Barbecue chicken | Cheap eats

Julia Kramer defends barbecue's oft-forgotten stepsister: low-and-slow–smoked chicken.

0

Comments

Add +

“I like to eat barbecue chicken—if there are no ribs around.” This is barbecue aficionado–ese for: “I like to eat scrap metal. If there is no food left on Earth.” Ribs—pork ones, it goes without saying—that’s what barbecue is, the enthusiasts bellow.


Chicken is the milquetoast sidekick. The ugly, forgotten stepsister cropped out of the barbecue family portrait. Pity the chicken. Roasted to dryness, poached to wateriness or tossed by backyard barbecuers onto a flaming grill, only to emerge enveloped in black char, still raw inside.


Done right, low-and-slow barbecue chicken knows none of these flaws. So if you are eating oversmoked chicken, or chicken with a tough, chewy skin, don’t pity it. Pity yourself for eating at the wrong barbecue joint.


Picture this: a half chicken, its crisp, tanned skin touched with char. Snap off a piece of skin: It’s salted and peppered by a lunatic—a lunatic who knows how to get maximum flavor out of a bird. It slicks your tongue with fat and grease. It’s incredible. Reach to separate the leg from the body. With the slightest touch, the leg bone will simply slide away.


Granted, this kind of poultry perfection is hard to find. After many dry, tasteless misses, only two examples stand out.


Barbara Ann’s (7617 S Cottage Grove Ave, 773-651-5300; half chicken $8) has some of the best chicken around. You won’t have a choice but to use your car hood as a table—bulletproof glass is as much ambience as the standing-room-only spot offers to its barbecue-loving patrons.


Want to eat in a chair? Go home. Or go to Smoque (3800 N Pulaski Rd, 773-545-7427, smoquebbq.com; half chicken $8), where the chicken’s seasoned exterior yields to pink, juicy flesh. It tastes gently, sweetly of smoke. It is more than tender: It loves you.

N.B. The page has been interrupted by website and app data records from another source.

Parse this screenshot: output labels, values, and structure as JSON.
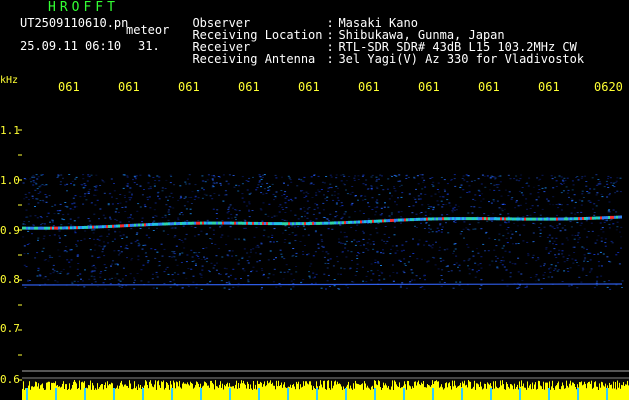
{
  "header": {
    "brand": "HROFFT",
    "filename": "UT2509110610.pn",
    "meteor_label": "meteor",
    "datetime": "25.09.11 06:10",
    "count": "31."
  },
  "meta": [
    {
      "key": "Observer",
      "value": "Masaki Kano"
    },
    {
      "key": "Receiving Location",
      "value": "Shibukawa, Gunma, Japan"
    },
    {
      "key": "Receiver",
      "value": "RTL-SDR SDR# 43dB L15 103.2MHz CW"
    },
    {
      "key": "Receiving Antenna",
      "value": "3el Yagi(V) Az 330 for Vladivostok"
    }
  ],
  "axis": {
    "unit": "kHz",
    "x_ticks": [
      "061",
      "061",
      "061",
      "061",
      "061",
      "061",
      "061",
      "061",
      "061",
      "0620"
    ],
    "y_ticks": [
      "1.1",
      "1.0",
      "0.9",
      "0.8",
      "0.7",
      "0.6"
    ]
  },
  "colors": {
    "brand": "#33ff33",
    "axis_text": "#ffff33",
    "noise_blue": "#1133cc",
    "signal_red": "#ff3333",
    "bottom_band": "#ffff00"
  }
}
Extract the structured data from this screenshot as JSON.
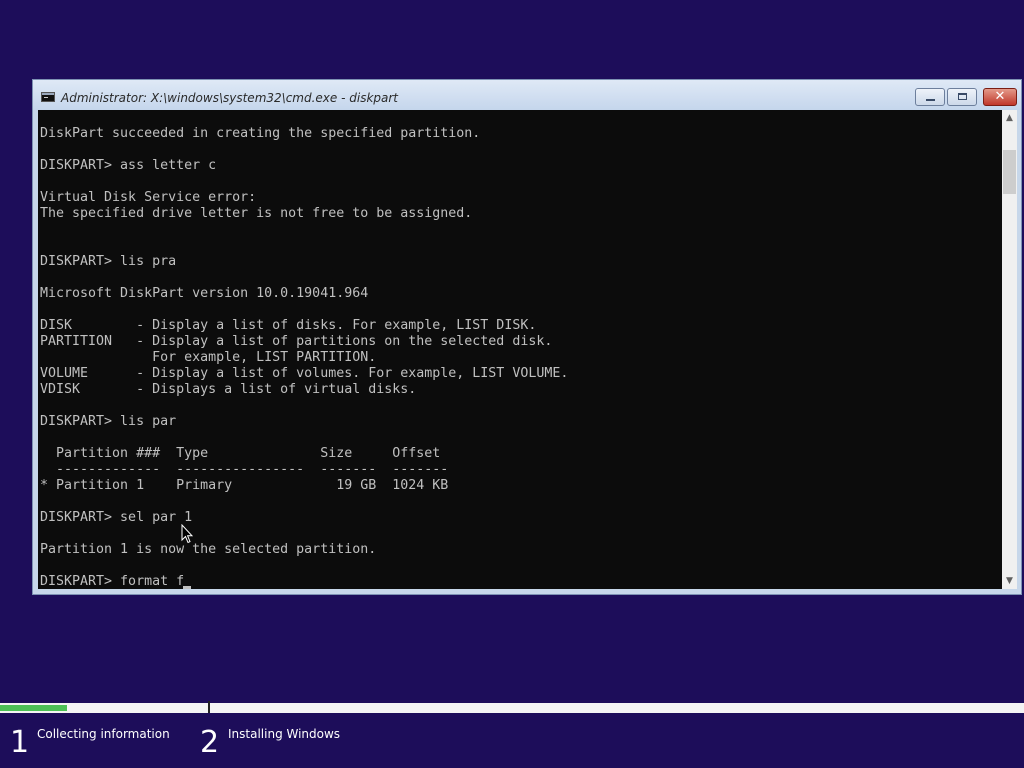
{
  "window": {
    "title": "Administrator: X:\\windows\\system32\\cmd.exe - diskpart",
    "icon": "console-icon",
    "controls": {
      "minimize": "minimize-icon",
      "maximize": "maximize-icon",
      "close": "✕"
    }
  },
  "console": {
    "lines": [
      "DiskPart succeeded in creating the specified partition.",
      "",
      "DISKPART> ass letter c",
      "",
      "Virtual Disk Service error:",
      "The specified drive letter is not free to be assigned.",
      "",
      "",
      "DISKPART> lis pra",
      "",
      "Microsoft DiskPart version 10.0.19041.964",
      "",
      "DISK        - Display a list of disks. For example, LIST DISK.",
      "PARTITION   - Display a list of partitions on the selected disk.",
      "              For example, LIST PARTITION.",
      "VOLUME      - Display a list of volumes. For example, LIST VOLUME.",
      "VDISK       - Displays a list of virtual disks.",
      "",
      "DISKPART> lis par",
      "",
      "  Partition ###  Type              Size     Offset",
      "  -------------  ----------------  -------  -------",
      "* Partition 1    Primary             19 GB  1024 KB",
      "",
      "DISKPART> sel par 1",
      "",
      "Partition 1 is now the selected partition.",
      "",
      "DISKPART> format f"
    ],
    "colors": {
      "background": "#0c0c0c",
      "text": "#c0c0c0"
    }
  },
  "scrollbar": {
    "up": "▲",
    "down": "▼"
  },
  "setup": {
    "progress": 0.065,
    "accent": "#4cc055",
    "background": "#1d0d5a",
    "steps": [
      {
        "number": "1",
        "label": "Collecting information"
      },
      {
        "number": "2",
        "label": "Installing Windows"
      }
    ]
  }
}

Find it in your heart to love it back.



Users say

0 comments